Copy each line of the data below in which the word "Giac" can be found.

── ENTRIES SHOWN ──

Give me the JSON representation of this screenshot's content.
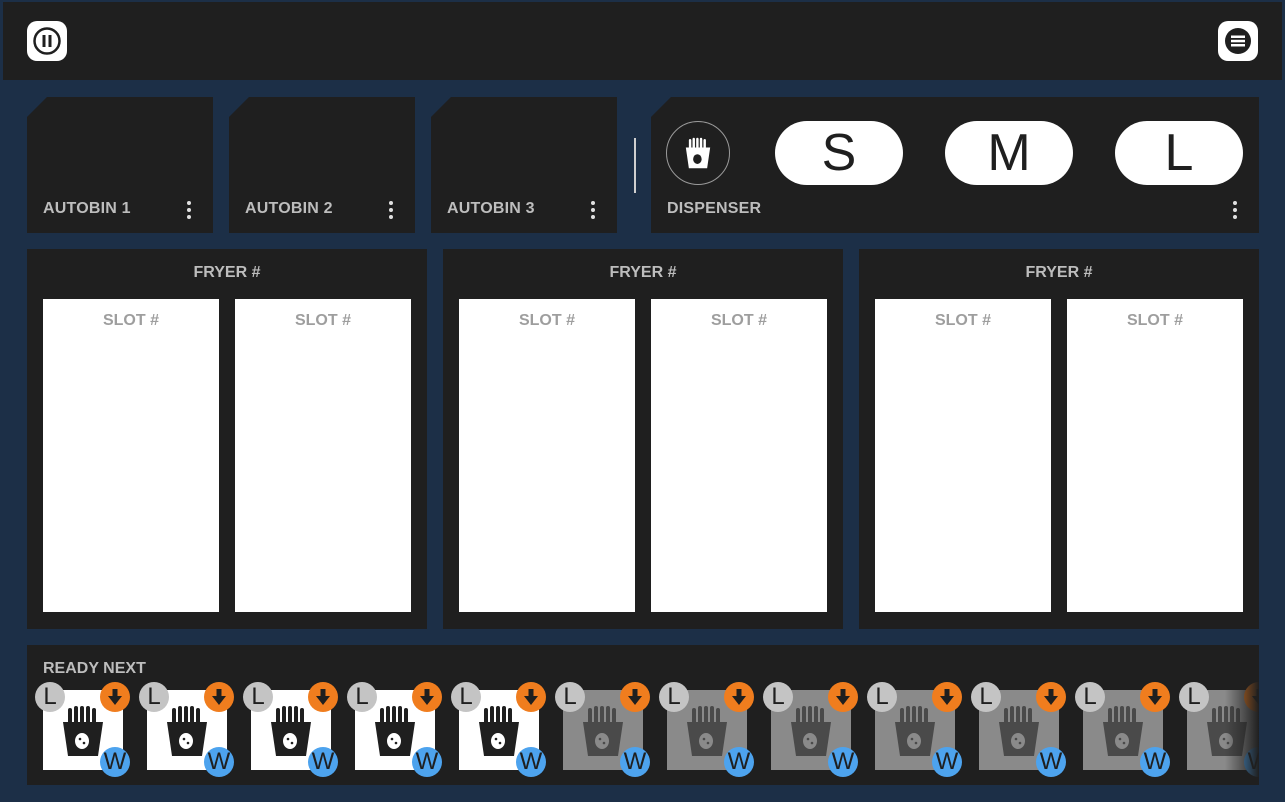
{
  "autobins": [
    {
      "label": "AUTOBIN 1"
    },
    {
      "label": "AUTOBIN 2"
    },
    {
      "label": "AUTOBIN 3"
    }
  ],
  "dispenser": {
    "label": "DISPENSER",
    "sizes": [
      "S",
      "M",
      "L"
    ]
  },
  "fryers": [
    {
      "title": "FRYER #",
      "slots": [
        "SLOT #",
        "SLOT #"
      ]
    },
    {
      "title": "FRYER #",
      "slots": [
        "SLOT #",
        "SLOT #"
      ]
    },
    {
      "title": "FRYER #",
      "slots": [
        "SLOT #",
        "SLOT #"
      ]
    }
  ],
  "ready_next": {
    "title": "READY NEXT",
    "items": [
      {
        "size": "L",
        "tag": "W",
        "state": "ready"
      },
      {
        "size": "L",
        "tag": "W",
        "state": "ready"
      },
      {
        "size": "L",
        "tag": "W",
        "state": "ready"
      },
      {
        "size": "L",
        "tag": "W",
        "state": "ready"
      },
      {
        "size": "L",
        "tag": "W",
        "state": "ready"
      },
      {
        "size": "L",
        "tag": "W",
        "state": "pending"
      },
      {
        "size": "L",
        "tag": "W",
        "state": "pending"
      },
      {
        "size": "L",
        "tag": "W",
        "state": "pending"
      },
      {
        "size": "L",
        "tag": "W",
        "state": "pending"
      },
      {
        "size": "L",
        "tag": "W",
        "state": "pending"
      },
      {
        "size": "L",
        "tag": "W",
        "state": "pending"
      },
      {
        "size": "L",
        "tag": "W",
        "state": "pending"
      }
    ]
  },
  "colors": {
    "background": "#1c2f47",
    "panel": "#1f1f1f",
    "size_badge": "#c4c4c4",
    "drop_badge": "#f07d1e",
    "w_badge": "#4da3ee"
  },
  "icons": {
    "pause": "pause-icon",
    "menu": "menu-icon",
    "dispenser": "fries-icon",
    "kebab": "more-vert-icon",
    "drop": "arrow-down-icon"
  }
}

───
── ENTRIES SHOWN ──

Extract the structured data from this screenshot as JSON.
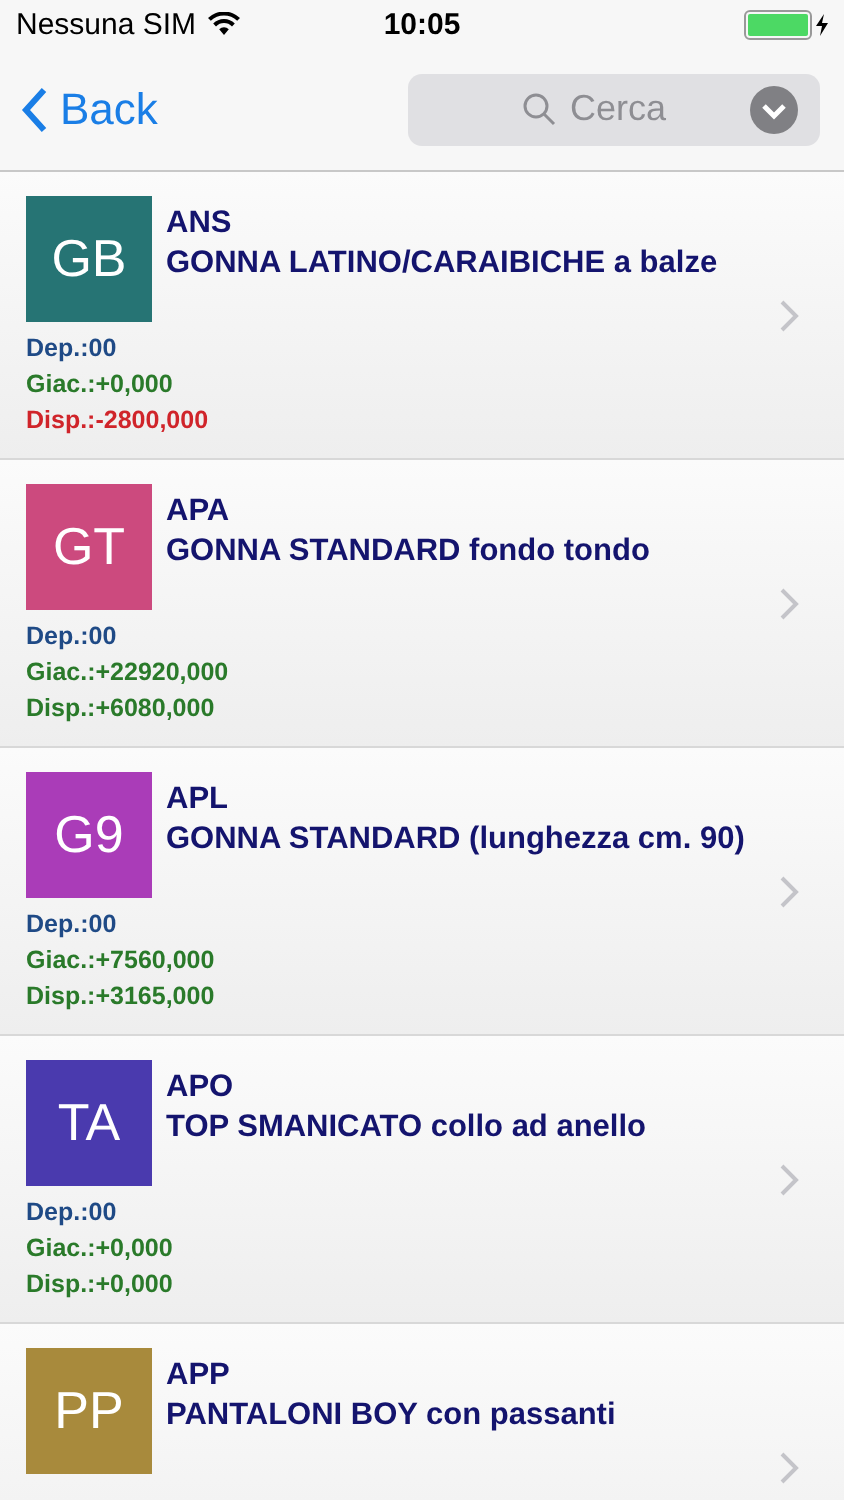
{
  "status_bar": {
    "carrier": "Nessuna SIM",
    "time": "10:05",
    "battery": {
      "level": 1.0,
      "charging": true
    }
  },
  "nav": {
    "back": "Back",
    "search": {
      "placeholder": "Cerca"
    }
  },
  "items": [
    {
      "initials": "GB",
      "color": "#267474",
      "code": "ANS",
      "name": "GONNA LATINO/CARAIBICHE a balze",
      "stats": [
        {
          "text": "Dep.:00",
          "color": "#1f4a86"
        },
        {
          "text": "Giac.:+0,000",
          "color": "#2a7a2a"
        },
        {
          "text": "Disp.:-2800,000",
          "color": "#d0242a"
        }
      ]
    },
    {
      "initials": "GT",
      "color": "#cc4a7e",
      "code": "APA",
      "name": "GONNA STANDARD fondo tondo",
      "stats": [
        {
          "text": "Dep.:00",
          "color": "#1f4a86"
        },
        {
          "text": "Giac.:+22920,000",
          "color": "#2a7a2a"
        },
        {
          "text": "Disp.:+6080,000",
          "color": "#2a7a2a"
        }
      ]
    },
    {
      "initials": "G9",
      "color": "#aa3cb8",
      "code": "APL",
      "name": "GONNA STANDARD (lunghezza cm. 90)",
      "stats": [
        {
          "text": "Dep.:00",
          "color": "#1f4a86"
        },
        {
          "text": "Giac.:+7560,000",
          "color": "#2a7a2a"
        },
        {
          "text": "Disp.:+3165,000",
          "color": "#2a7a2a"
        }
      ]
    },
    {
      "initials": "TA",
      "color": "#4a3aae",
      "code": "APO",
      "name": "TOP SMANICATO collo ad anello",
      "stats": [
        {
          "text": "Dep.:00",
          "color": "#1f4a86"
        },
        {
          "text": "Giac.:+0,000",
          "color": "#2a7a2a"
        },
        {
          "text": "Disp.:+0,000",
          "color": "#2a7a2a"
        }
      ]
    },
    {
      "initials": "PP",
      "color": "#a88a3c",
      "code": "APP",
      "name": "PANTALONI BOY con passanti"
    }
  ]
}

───

● EXERCISE OUTPUT:
          "text": "Giac.:+0,000",
          "text": "Giac.:+22920,000",
          "text": "Giac.:+7560,000",
          "text": "Giac.:+0,000",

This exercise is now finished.